In the case of a PTV vaporizing injector, the injection of the co-solvent is carried out in advance and/or in a point other than the sample injection point, within a vaporization chamber such as outlined in the figures of the drawing. With reference first to FIG. 1, a vaporizing injector is schematically illustrated, which consists of, in a manner known per se, a heated outer support 10 and an inner liner, such as sintered glass.
For the application of the present invention, it is preferred that the liner 11 has an inner wall 12 provided with surface roughness for a better retention of the co-solvent. Furthermore, in the lower part, the liner 11 forms a sort of pocket 13 that is defined by the walls thereof, which are folded upwards to form a cone 14 for the open end of the column 15 to be introduced therein. In addition, the open end of the column 15 is preferably covered by a cap 16 hold by projections 17, which avoids the risk that the liquid may be introduced in the column.
The injection is carried out by means of a syringe 18, with a needle 19, which is preferably operated by an automatic sampler. The syringe 18 first collects the sample 20, and then the co-solvent 21, with an air cushion 22 in case interposed there between.

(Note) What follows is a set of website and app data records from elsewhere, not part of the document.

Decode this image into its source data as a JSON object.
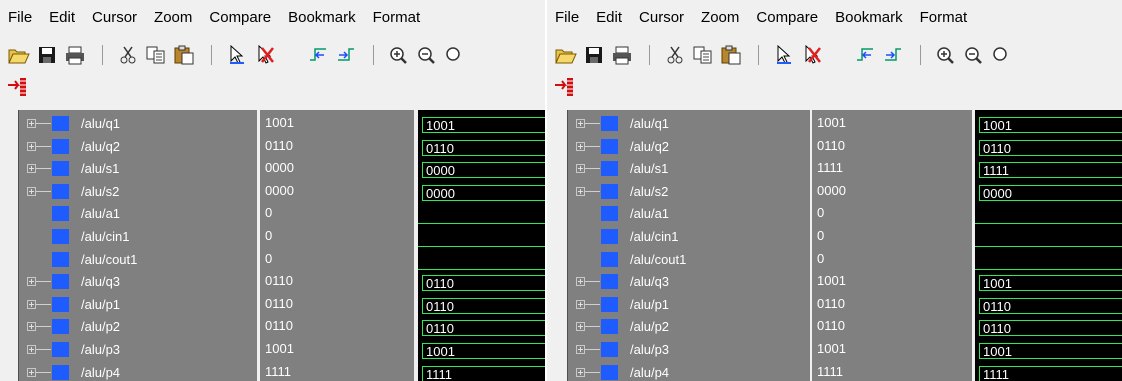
{
  "colors": {
    "wave_green": "#2ee85a",
    "signal_icon_blue": "#1e5cff",
    "list_gray": "#808080",
    "wave_background": "#000000"
  },
  "toolbar_icons": [
    "open-folder-icon",
    "save-icon",
    "print-icon",
    "cut-icon",
    "copy-icon",
    "paste-icon",
    "select-pointer-icon",
    "delete-cursor-icon",
    "previous-edge-icon",
    "next-edge-icon",
    "zoom-in-icon",
    "zoom-out-icon",
    "zoom-full-icon",
    "insert-breakpoint-icon"
  ],
  "left": {
    "menu": [
      "File",
      "Edit",
      "Cursor",
      "Zoom",
      "Compare",
      "Bookmark",
      "Format"
    ],
    "signals": [
      {
        "name": "/alu/q1",
        "value": "1001",
        "bus": true,
        "wave": "1001"
      },
      {
        "name": "/alu/q2",
        "value": "0110",
        "bus": true,
        "wave": "0110"
      },
      {
        "name": "/alu/s1",
        "value": "0000",
        "bus": true,
        "wave": "0000"
      },
      {
        "name": "/alu/s2",
        "value": "0000",
        "bus": true,
        "wave": "0000"
      },
      {
        "name": "/alu/a1",
        "value": "0",
        "bus": false,
        "wave": ""
      },
      {
        "name": "/alu/cin1",
        "value": "0",
        "bus": false,
        "wave": ""
      },
      {
        "name": "/alu/cout1",
        "value": "0",
        "bus": false,
        "wave": ""
      },
      {
        "name": "/alu/q3",
        "value": "0110",
        "bus": true,
        "wave": "0110"
      },
      {
        "name": "/alu/p1",
        "value": "0110",
        "bus": true,
        "wave": "0110"
      },
      {
        "name": "/alu/p2",
        "value": "0110",
        "bus": true,
        "wave": "0110"
      },
      {
        "name": "/alu/p3",
        "value": "1001",
        "bus": true,
        "wave": "1001"
      },
      {
        "name": "/alu/p4",
        "value": "1111",
        "bus": true,
        "wave": "1111"
      }
    ]
  },
  "right": {
    "menu": [
      "File",
      "Edit",
      "Cursor",
      "Zoom",
      "Compare",
      "Bookmark",
      "Format"
    ],
    "signals": [
      {
        "name": "/alu/q1",
        "value": "1001",
        "bus": true,
        "wave": "1001"
      },
      {
        "name": "/alu/q2",
        "value": "0110",
        "bus": true,
        "wave": "0110"
      },
      {
        "name": "/alu/s1",
        "value": "1111",
        "bus": true,
        "wave": "1111"
      },
      {
        "name": "/alu/s2",
        "value": "0000",
        "bus": true,
        "wave": "0000"
      },
      {
        "name": "/alu/a1",
        "value": "0",
        "bus": false,
        "wave": ""
      },
      {
        "name": "/alu/cin1",
        "value": "0",
        "bus": false,
        "wave": ""
      },
      {
        "name": "/alu/cout1",
        "value": "0",
        "bus": false,
        "wave": ""
      },
      {
        "name": "/alu/q3",
        "value": "1001",
        "bus": true,
        "wave": "1001"
      },
      {
        "name": "/alu/p1",
        "value": "0110",
        "bus": true,
        "wave": "0110"
      },
      {
        "name": "/alu/p2",
        "value": "0110",
        "bus": true,
        "wave": "0110"
      },
      {
        "name": "/alu/p3",
        "value": "1001",
        "bus": true,
        "wave": "1001"
      },
      {
        "name": "/alu/p4",
        "value": "1111",
        "bus": true,
        "wave": "1111"
      }
    ]
  }
}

The injection is started by introducing the needle 19 towards the bottom of the liner 11 (FIG. 1 on the left) and operating the piston 23 such that the co-solvent 21 is introduced in the bottom pocket 13 as much as possible. To the purpose, it is recommended that the needle 19 has a tip shaped such as illustrated in FIG. 2, for the co-solvent 21 to be introduced on the walls and in the bottom pocket 13 of the liner.
After the co-solvent has been injected, the sample is injected according to the usual procedure. Before injecting the sample, the syringe 18 can be lifted as shown in FIG. 1 on the right.
Alternatively, a syringe and a needle can be provided, which are particularly shaped in order to form two separate chambers, for the co-solvent and the sample, which are injected through a double needle, with separated ducts. In this case, the co-solvent and sample can be injected at the same time, though in different points in the vaporization chamber.
It should be noted that the co-solvent injection is suitably carried out at a higher speed than the sample injection, and possibly at least partially also while the needle is being moved from the lower to the upper points, if this movement is foreseen.
FIG. 3 illustrates a vaporization chamber 41 having an inner liner with various diameters, in order to define a first narrower space 42, where the co-solvent 43 deposits, and a second upper larger space 44, where the sample 45 is introduced and vaporized.
Still in the case of vaporization injection, with PTV injector (Programmed Temperature Vaporisation), the carrier gas is advantageously fed through connections suitable to provide the backflush, in order to prevent the co-solvent and solvent from entering the column or pre-column during injection.
FIG. 4 illustrates a diagram of these connections, in the condition of active backflow, where the carrier gas 30 is deviated by the valve 31 in the duct 32 in order to be fed to column 34 and back to pre-column 35, which are connected to each other at the T-shaped connector 36. A part of the carrier gas reaches the injector 39, through the flow regulator 37 and the duct 38, and it is then eliminated through the splitting line 40.
As stated above, the co-solvent and sample are thus allowed to enter the column only when the injection has been completed, i.e. when the valve 31 is switched.
Patent applications by Paolo Magni, Rodano IT
Patent applications by THERMO ELECTRON S.P.A.
Patent applications in class Including sample preparation or sampling
Patent applications in all subclasses Including sample preparation or sampling